(Records from a data collection)
- - - -

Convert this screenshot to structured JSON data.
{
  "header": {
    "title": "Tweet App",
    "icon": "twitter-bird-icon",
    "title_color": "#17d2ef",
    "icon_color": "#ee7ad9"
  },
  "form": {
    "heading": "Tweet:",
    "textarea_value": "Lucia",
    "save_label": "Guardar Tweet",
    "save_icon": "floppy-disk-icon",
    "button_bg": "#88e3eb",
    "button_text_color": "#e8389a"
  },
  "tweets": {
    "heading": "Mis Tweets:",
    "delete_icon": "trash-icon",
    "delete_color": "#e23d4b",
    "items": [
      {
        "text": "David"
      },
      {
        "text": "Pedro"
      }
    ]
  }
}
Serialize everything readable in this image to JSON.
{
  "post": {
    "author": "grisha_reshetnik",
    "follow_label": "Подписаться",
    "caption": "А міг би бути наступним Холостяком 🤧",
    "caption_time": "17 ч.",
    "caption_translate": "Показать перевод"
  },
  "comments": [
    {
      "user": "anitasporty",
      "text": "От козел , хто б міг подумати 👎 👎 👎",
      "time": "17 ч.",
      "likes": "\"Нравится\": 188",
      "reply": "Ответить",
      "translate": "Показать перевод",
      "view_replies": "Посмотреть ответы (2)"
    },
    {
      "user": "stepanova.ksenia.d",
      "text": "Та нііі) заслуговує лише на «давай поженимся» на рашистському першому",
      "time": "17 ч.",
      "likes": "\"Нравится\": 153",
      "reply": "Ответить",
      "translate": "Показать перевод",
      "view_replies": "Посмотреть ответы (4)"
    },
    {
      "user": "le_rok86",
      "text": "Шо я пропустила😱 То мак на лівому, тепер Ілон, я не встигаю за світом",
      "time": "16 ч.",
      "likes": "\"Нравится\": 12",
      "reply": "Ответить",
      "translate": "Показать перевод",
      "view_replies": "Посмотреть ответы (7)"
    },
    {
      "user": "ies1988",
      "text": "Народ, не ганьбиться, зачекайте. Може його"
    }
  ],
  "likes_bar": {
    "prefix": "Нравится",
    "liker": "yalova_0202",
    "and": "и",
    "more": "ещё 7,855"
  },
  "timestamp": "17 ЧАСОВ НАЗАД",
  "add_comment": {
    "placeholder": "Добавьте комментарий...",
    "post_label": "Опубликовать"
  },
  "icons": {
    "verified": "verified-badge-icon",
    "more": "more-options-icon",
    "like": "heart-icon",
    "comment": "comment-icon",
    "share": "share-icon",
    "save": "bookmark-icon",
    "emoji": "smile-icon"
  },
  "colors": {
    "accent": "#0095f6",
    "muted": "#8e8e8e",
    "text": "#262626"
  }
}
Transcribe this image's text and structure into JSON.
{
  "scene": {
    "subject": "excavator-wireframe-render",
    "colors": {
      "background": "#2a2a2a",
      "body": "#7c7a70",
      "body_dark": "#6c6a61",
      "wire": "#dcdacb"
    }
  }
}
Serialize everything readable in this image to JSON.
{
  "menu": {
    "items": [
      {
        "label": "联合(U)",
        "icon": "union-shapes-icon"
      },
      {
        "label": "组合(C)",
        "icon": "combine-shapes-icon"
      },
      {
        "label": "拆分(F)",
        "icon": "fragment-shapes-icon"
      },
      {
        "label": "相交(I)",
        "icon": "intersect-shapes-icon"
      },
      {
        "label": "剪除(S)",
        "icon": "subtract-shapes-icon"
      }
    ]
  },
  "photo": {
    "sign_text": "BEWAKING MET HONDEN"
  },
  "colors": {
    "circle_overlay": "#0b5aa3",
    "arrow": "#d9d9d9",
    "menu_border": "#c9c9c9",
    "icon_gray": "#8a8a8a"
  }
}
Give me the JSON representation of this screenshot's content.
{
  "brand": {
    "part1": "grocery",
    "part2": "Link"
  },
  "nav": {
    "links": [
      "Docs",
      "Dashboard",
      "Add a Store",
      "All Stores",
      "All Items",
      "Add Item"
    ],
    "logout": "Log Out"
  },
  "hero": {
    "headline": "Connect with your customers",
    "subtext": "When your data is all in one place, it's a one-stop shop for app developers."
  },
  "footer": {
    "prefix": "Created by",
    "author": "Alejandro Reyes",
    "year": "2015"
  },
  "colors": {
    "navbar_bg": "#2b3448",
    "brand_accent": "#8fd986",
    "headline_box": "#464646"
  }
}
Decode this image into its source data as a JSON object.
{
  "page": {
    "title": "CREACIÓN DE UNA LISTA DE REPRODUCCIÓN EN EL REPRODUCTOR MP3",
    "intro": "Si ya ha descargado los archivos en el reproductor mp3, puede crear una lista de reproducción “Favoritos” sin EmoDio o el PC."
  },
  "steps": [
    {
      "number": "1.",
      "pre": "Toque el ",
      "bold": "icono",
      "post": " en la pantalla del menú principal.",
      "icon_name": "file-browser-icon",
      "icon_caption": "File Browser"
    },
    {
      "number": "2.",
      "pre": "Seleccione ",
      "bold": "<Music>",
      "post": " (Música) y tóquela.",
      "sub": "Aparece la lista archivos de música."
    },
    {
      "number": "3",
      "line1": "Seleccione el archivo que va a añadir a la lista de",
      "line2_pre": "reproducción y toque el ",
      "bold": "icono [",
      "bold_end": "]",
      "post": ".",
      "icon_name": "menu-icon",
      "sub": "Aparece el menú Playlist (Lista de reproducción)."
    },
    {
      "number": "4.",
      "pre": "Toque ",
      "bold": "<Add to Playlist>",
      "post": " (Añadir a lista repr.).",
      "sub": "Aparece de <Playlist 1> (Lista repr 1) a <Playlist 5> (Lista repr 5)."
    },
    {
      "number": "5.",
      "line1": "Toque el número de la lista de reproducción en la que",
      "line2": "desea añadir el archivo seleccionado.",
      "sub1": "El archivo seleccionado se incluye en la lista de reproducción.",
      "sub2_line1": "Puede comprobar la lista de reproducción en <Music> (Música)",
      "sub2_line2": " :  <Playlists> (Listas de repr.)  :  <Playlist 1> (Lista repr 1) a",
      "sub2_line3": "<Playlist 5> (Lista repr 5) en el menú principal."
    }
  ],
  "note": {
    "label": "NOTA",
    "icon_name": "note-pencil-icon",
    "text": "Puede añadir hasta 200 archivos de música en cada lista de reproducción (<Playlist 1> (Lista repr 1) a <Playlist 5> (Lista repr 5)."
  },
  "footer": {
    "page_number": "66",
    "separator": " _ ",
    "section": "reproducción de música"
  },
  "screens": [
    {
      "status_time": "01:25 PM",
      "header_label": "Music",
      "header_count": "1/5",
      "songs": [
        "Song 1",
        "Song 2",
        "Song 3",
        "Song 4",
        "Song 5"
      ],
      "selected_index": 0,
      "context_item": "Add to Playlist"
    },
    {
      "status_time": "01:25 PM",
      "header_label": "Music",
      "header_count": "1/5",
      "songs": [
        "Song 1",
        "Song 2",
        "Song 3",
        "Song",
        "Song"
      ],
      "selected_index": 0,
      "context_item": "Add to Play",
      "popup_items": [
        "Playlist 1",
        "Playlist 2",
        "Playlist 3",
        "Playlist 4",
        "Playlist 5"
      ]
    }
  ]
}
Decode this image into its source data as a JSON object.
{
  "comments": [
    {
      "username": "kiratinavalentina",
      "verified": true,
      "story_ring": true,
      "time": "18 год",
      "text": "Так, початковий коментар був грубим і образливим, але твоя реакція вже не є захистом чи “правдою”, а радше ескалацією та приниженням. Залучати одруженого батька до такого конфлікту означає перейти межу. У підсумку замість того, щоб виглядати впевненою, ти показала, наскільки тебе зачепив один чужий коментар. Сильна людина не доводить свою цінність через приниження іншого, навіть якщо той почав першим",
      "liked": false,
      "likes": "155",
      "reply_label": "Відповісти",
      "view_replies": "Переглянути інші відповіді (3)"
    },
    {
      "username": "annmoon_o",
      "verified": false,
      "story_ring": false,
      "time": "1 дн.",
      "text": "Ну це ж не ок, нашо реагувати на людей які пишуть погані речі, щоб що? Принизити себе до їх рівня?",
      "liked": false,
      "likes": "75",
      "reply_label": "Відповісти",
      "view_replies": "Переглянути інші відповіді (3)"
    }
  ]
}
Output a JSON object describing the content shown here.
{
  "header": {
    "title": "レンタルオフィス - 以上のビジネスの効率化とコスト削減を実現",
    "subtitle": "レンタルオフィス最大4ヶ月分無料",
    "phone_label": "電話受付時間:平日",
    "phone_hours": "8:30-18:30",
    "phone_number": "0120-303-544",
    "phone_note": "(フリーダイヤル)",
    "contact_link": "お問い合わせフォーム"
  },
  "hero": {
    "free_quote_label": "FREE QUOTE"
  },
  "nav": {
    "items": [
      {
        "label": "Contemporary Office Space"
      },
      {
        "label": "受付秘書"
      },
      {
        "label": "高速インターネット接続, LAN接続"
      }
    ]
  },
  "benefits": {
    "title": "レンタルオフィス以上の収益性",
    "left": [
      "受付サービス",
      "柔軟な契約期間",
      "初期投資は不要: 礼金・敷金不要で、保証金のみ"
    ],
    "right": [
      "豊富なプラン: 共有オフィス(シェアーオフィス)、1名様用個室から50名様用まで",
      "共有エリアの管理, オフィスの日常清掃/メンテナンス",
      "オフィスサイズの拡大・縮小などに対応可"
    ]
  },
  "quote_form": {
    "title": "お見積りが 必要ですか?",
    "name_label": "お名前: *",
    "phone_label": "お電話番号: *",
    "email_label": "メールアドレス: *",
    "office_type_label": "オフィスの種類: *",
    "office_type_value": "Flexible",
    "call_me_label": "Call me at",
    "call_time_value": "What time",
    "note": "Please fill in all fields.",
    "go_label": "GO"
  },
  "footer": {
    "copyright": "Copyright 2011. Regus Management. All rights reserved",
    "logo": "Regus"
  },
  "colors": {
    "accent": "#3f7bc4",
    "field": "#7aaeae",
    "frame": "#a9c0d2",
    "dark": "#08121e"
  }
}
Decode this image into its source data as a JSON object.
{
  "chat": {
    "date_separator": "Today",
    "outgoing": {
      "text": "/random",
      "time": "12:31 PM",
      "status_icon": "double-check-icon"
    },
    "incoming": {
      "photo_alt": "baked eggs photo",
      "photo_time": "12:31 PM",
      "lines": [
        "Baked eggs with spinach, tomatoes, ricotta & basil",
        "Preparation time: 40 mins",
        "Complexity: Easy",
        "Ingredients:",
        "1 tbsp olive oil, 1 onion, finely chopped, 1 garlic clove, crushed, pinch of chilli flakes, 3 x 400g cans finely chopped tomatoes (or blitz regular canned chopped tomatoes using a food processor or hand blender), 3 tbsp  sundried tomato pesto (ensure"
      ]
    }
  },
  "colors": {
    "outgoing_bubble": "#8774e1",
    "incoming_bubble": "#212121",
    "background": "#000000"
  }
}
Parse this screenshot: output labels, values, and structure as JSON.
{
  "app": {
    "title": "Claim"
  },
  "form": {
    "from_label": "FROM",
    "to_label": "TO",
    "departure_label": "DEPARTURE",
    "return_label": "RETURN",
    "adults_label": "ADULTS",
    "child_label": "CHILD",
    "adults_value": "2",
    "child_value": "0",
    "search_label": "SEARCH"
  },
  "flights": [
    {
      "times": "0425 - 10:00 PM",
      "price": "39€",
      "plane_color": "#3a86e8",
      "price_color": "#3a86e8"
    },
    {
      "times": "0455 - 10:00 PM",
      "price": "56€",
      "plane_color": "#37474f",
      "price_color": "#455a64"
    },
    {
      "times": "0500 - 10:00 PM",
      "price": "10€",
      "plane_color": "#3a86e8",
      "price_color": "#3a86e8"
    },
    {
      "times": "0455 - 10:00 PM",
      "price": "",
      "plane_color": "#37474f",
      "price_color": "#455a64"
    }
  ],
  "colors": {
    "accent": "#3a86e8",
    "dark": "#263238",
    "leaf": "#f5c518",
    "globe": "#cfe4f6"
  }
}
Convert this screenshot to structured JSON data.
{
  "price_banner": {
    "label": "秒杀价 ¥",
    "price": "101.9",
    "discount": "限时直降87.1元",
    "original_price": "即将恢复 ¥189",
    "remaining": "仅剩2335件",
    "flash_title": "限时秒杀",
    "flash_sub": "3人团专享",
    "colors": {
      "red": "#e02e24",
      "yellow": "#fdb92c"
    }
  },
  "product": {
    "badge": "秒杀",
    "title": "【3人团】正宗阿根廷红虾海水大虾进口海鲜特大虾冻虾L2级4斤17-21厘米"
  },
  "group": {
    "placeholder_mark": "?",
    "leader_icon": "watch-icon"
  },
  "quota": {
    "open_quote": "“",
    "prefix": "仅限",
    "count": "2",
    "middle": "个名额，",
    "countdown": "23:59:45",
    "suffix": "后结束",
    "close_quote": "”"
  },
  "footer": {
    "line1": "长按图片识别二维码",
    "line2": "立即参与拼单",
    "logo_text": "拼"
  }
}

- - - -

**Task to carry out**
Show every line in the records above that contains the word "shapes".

**Answer space**
        "icon": "union-shapes-icon"
        "icon": "combine-shapes-icon"
        "icon": "fragment-shapes-icon"
        "icon": "intersect-shapes-icon"
        "icon": "subtract-shapes-icon"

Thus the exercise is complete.